Battin says she fell into her career as a shoemaker back when she was working in a costume company in New York years ago. Over time, the very nature of her specialty meant that she gained not only practical knowledge but also a good bit of historical perspective on the evolution of shoes.
“When you talk about shoes of the Renaissance, you have to look at them within the context of music and art and architecture and all the other stuff, because the shoes reflected those styles,” she said. “So that’s the kind of stuff I’ll be talking about next week, along with some foot and shoe anatomy, the history of shoemaking, the tools of the trade – that kind of thing.”
In recent years, Battin has spent much of her time in western Montana. An avid opera fan, she regularly attends the Met’s Live in HD broadcasts in Missoula. That’s where she met Koostra, who later invited her to come give a talk in conjunction with the current exhibit at the MMAC – which, among other things, features some historical shoes from the MMAC’s collection.
Battin knows that she probably won’t inspire anyone to a new career. It’s hard work, and these days it is harder to find to boot.
“Nobody wants to get their hands dirty anymore and nobody cares about the production that much anymore,” she said. “The Met keeps updating all their operas and it just makes me mad – and not because they’re not ordering shoes. It just doesn’t look that great anymore. Now, it’s just ‘How much do I get paid and when’s my vacation?’ People don’t have that sense of passion and commitment to the whole production.”

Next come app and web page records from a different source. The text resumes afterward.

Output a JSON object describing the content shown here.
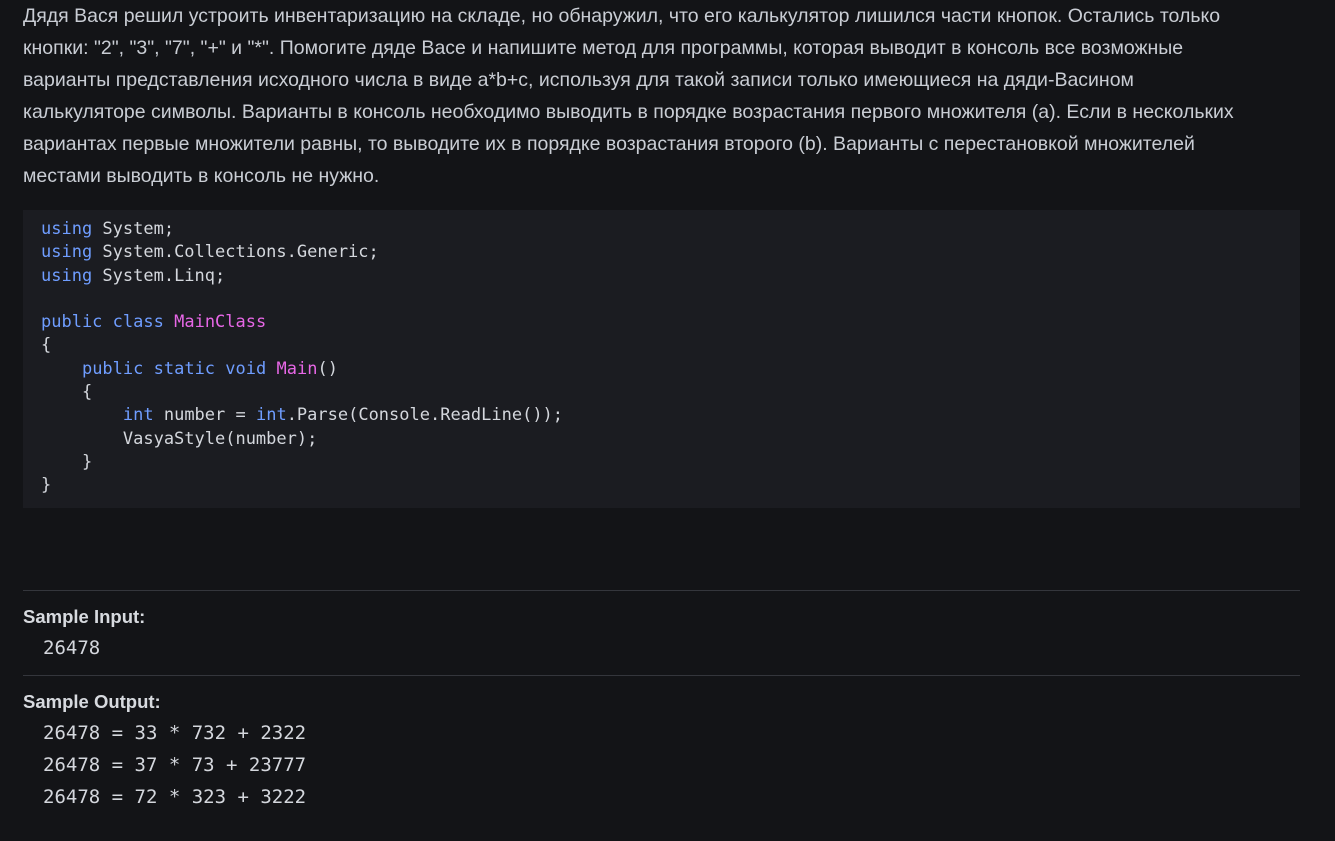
{
  "problem": {
    "statement_lines": [
      "Дядя Вася решил устроить инвентаризацию на складе, но обнаружил, что его калькулятор лишился части кнопок. Остались только",
      "кнопки: \"2\", \"3\", \"7\", \"+\" и \"*\". Помогите дяде Васе и напишите метод для программы, которая выводит в консоль все возможные",
      "варианты представления исходного числа в виде a*b+c, используя для такой записи только имеющиеся на дяди-Васином",
      "калькуляторе символы. Варианты в консоль необходимо выводить в порядке возрастания первого множителя (a). Если в нескольких",
      "вариантах первые множители равны, то выводите их в порядке возрастания второго (b). Варианты с перестановкой множителей",
      "местами выводить в консоль не нужно."
    ]
  },
  "code": {
    "language": "csharp",
    "lines": [
      [
        {
          "t": "using",
          "c": "kw"
        },
        {
          "t": " System;",
          "c": "plain"
        }
      ],
      [
        {
          "t": "using",
          "c": "kw"
        },
        {
          "t": " System.Collections.Generic;",
          "c": "plain"
        }
      ],
      [
        {
          "t": "using",
          "c": "kw"
        },
        {
          "t": " System.Linq;",
          "c": "plain"
        }
      ],
      [],
      [
        {
          "t": "public",
          "c": "kw"
        },
        {
          "t": " ",
          "c": "plain"
        },
        {
          "t": "class",
          "c": "kw"
        },
        {
          "t": " ",
          "c": "plain"
        },
        {
          "t": "MainClass",
          "c": "name"
        }
      ],
      [
        {
          "t": "{",
          "c": "plain"
        }
      ],
      [
        {
          "t": "    ",
          "c": "plain"
        },
        {
          "t": "public",
          "c": "kw"
        },
        {
          "t": " ",
          "c": "plain"
        },
        {
          "t": "static",
          "c": "kw"
        },
        {
          "t": " ",
          "c": "plain"
        },
        {
          "t": "void",
          "c": "kw"
        },
        {
          "t": " ",
          "c": "plain"
        },
        {
          "t": "Main",
          "c": "name"
        },
        {
          "t": "()",
          "c": "plain"
        }
      ],
      [
        {
          "t": "    {",
          "c": "plain"
        }
      ],
      [
        {
          "t": "        ",
          "c": "plain"
        },
        {
          "t": "int",
          "c": "type"
        },
        {
          "t": " number = ",
          "c": "plain"
        },
        {
          "t": "int",
          "c": "type"
        },
        {
          "t": ".Parse(Console.ReadLine());",
          "c": "plain"
        }
      ],
      [
        {
          "t": "        VasyaStyle(number);",
          "c": "plain"
        }
      ],
      [
        {
          "t": "    }",
          "c": "plain"
        }
      ],
      [
        {
          "t": "}",
          "c": "plain"
        }
      ]
    ]
  },
  "sample_input": {
    "label": "Sample Input:",
    "lines": [
      "26478"
    ]
  },
  "sample_output": {
    "label": "Sample Output:",
    "lines": [
      "26478 = 33 * 732 + 2322",
      "26478 = 37 * 73 + 23777",
      "26478 = 72 * 323 + 3222"
    ]
  },
  "colors": {
    "background": "#131417",
    "code_background": "#1b1c21",
    "keyword": "#6f9dff",
    "identifier": "#e767e6",
    "text": "#c9cdd4"
  }
}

But, she said, she is happy to share what she knows from her curious career.
“I’m going to have to watch myself on timing with the talk, because it’s really just a huge topic,” she said. “I love doing all the research – it’s a big part of what I do in my work anyway – and so it’ll be nice to share that with people.”
Reporter Joe Nickell can be reached at 523-5358, firstname.lastname@example.org.